Don’t worry though, if you missed NRF this year we’ve rounded up our 5 key learnings from the conference:

1. The retail race has begun

Time and time again attendees declared that the pace of change was accelerating. Why? Because customers are more ‘impatient’ than ever and retailers need to stand out more than ever. In today’s retail world, there’s never been a greater need to operate at speed and react to change. As Doug McMillon, CEO of Wal-Mart, mentioned, it requires speed to build an eCommerce business. “The way customers want to live their lives today brings the store and eCommerce experiences together,” he said.

“To remain viable in the retail industry, it’s also very important to find ways to change with the times and not remain stagnant, but rather accept and adapt to change.” Through our experience with ASICS, we know firsthand the importance of both speed and agility; MuleSoft enabled the retailer to deliver eCommerce experiences 2.5x faster to build relationships with customers and expand their omnichannel strategy ahead of schedule.

2. AI is the future of personalization, but you need a lot of data – a lot of accurate data

Personalization is not new, but it has become increasingly complex as retailers aim to offer it at scale. This theme of personalization was mentioned by almost every speaker, including the first session featuring Terry Lundgren, Executive Chairman at Macy’s. According to Lundgren, “the whole concept of personalization is simply on steroids right now. It’s all about the consumer in that one moment in time.

We’re doing anything we can do to connect directly with consumers and make shopping convenient for them.” One of the ways retailers aim to improve personalization is leveraging artificial intelligence. Many mentions of moving into an “AI-first” world were noted and AI will continue to be a major focus for retailers this coming year to acquire users and better understand their needs.

To be effective, however, a massive amount of data is needed and this data is often held in disparate systems that must be integrated together in real time.  Through our work with retailers like Coca-Cola, we understand the importance of having accurate data to offer that level of personalization and how all the data crunching requires new tools and colleagues (such as Data Scientists) that need to get up to speed quickly.

3. There’s a lot of buzz – whether it is AR, VR, Robotics, or 3D experiences – but scaling these technologies is still a challenge 

Customer experience continues to take center stage, with new technology solutions promising to help with awareness, consideration and engagement. One of my favorites was SaturnHoloTour, an AR avatar that guides a customer during their journey, adding another layer for your store’s shopping journey. But as Brian Kavanagh, senior director at The Hershey Company, pointed out: “there is so much tech out there that brands big and small can’t try everything and go with every shiny thing. If we can’t scale, it’s not worth it to us.”
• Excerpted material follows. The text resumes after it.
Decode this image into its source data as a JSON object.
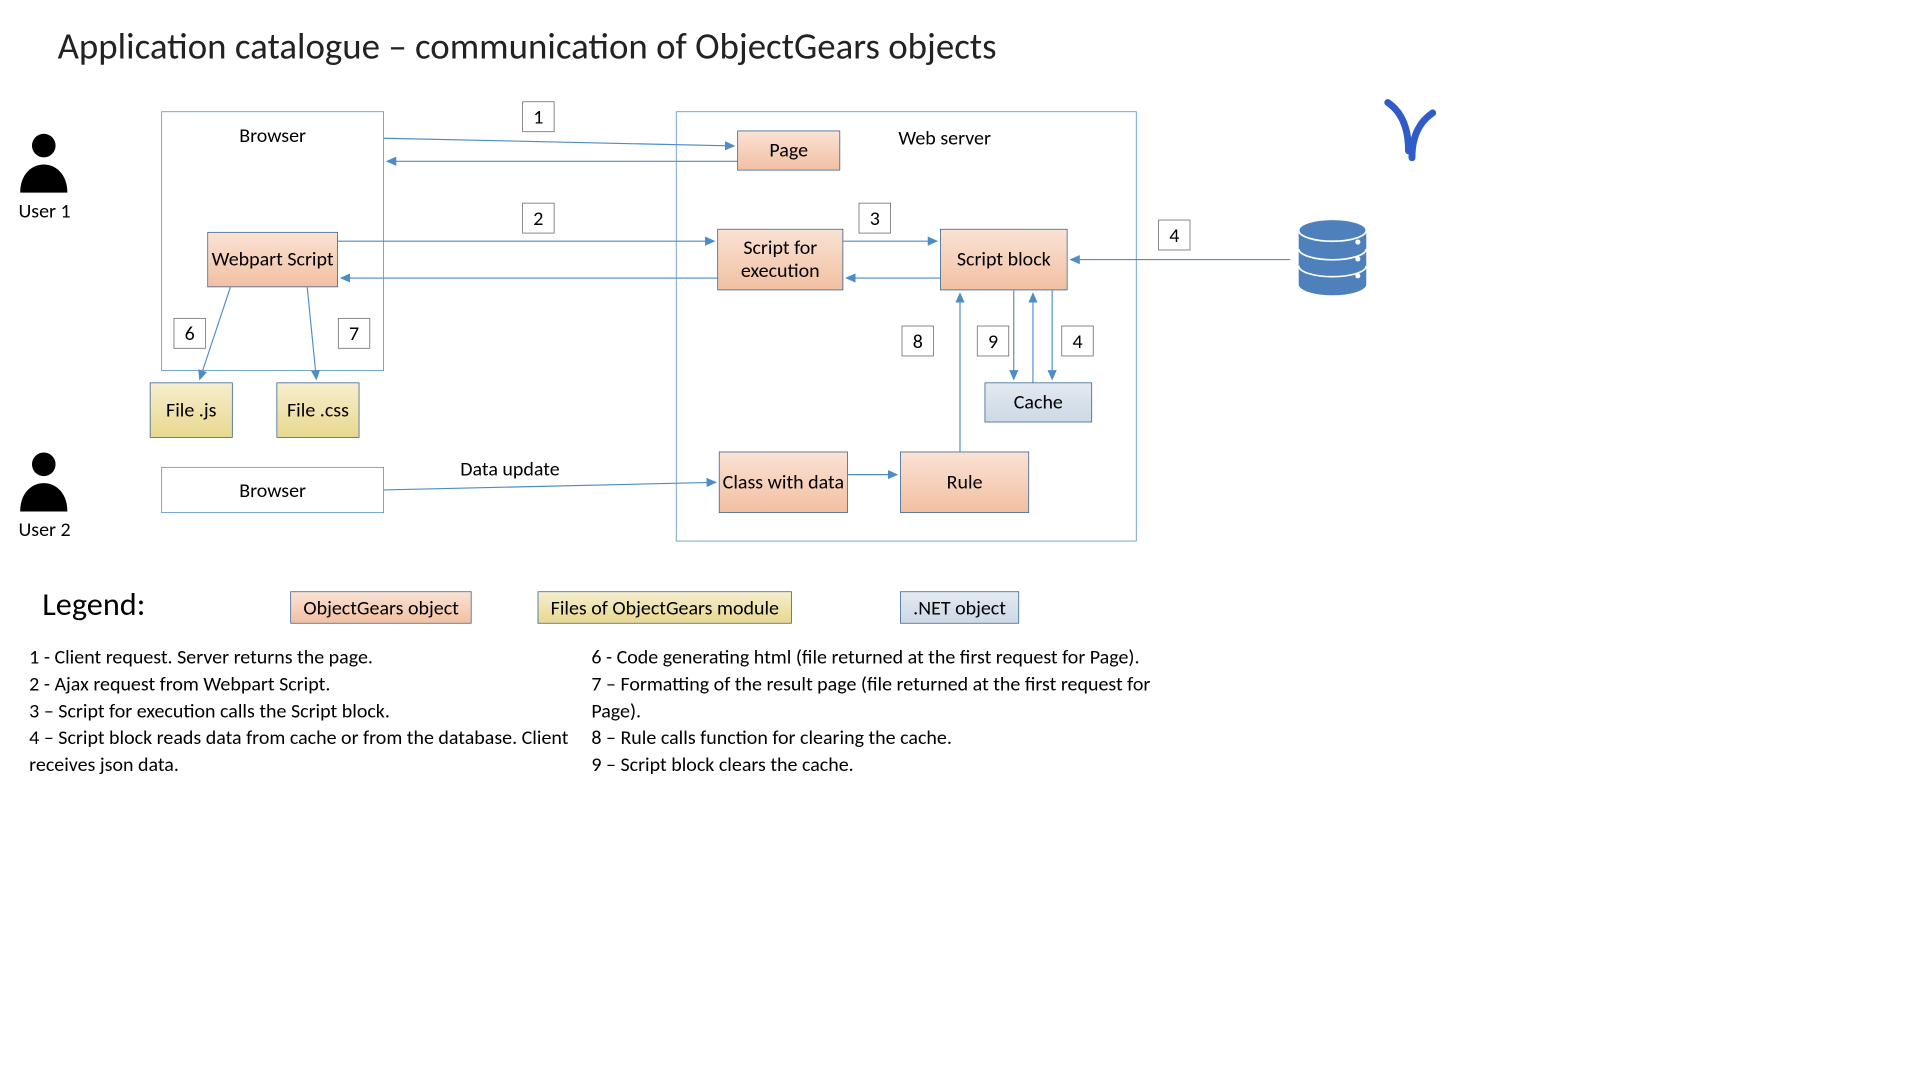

He explained that Hershey only wants to rollout technology that it can scale to all of its stores. In fact, the disruptive technology like VR only works if you have an IT infrastructure in place to bring in new experiential technology. This concept of future-proofing your organization is a concept we highly recommend at MuleSoft.  

4. New contextual channels are breaking down traditional retail journeys 

The buzzword “omnichannel” has been used for the past few years, but it’s still just as important as ever. Speakers such as Roots and Adidas, who are blending of the online and physical world to meet customers wherever they are, discussed it extensively.

Other examples include a mobile kiosk called Mio that can deliver snacks to the consumer, and entire stores, such as a Moby Mart, an autonomous convenience store in China, that will drive directly to customers. It’s something we know New York & Company has continued to invest in, working with MuleSoft to develop in-store kiosks. Most retailers will require technological support to build these truly connected experiences.

5. Retail disruption is an opportunity

There’s a lot of change on the horizon, and there will be both winners and losers in the retail race. Lee Gill, JDA’s Head of Retail Strategy, remarked that “By 2025, JDA projects that digital commerce will account for up to 70 percent of retail transactions.

And up to 75 percent of transactions with retailers will take place without human contact, as new technologies open up new, and formerly undreamed-of, avenues for shopping and purchasing.” We can all speculate on the future, but one thing remains true: having an agile and future-proofed ecosystem in place is critical. By partnering with JDA, we are excited about that future.

Do you agree? Tell us what you think in the comments below!

And for more on building a connected customer experience, register for our upcoming webinar with Steve Stone, former CIO of Lowe’s and L Brands. Steve will reveal his advice to better engage with customers and how he has led major retailers to embrace technology as a strategic enabler.